Work request = The answer must consist of every line below containing "PPAP".

===== The records

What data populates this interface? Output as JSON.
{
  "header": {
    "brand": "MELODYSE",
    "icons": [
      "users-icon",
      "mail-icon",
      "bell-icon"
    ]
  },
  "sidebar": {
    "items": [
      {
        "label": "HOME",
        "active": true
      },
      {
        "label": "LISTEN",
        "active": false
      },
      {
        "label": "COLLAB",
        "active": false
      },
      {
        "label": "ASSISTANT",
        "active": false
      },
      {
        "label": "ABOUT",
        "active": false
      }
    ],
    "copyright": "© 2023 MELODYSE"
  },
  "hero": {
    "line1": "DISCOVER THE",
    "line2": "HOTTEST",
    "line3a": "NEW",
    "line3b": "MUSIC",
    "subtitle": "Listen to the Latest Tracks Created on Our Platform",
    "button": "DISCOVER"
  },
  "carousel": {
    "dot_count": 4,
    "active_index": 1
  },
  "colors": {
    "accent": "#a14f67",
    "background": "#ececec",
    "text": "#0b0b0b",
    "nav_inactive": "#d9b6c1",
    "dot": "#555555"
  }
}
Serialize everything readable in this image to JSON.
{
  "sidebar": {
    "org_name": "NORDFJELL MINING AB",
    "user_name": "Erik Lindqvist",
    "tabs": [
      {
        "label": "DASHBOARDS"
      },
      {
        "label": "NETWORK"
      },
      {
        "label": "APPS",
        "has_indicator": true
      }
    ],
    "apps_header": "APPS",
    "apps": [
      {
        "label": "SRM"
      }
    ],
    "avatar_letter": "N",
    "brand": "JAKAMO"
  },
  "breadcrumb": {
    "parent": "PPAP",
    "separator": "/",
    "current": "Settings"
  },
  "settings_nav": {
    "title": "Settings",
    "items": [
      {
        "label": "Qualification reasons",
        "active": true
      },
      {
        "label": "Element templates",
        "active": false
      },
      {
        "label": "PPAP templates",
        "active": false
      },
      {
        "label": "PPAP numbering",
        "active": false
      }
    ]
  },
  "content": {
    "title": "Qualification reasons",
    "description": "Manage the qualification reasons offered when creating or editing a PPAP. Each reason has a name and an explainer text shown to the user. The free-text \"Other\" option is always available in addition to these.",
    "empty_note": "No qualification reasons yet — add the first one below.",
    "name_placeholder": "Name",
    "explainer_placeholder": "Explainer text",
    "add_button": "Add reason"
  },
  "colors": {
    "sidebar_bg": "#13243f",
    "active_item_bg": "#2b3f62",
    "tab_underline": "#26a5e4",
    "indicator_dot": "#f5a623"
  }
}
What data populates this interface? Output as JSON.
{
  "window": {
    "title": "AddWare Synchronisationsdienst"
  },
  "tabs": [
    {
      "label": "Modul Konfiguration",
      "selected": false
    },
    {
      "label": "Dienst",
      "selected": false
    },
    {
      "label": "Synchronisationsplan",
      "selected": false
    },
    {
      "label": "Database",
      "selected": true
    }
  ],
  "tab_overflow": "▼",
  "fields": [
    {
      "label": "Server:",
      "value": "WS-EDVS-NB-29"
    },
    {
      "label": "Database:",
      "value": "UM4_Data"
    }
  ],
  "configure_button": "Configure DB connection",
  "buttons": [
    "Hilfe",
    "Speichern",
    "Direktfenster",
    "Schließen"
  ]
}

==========

Result of the task =
    "parent": "PPAP",
        "label": "PPAP templates",
        "label": "PPAP numbering",
    "description": "Manage the qualification reasons offered when creating or editing a PPAP. Each reason has a name and an explainer text shown to the user. The free-text \"Other\" option is always available in addition to these.",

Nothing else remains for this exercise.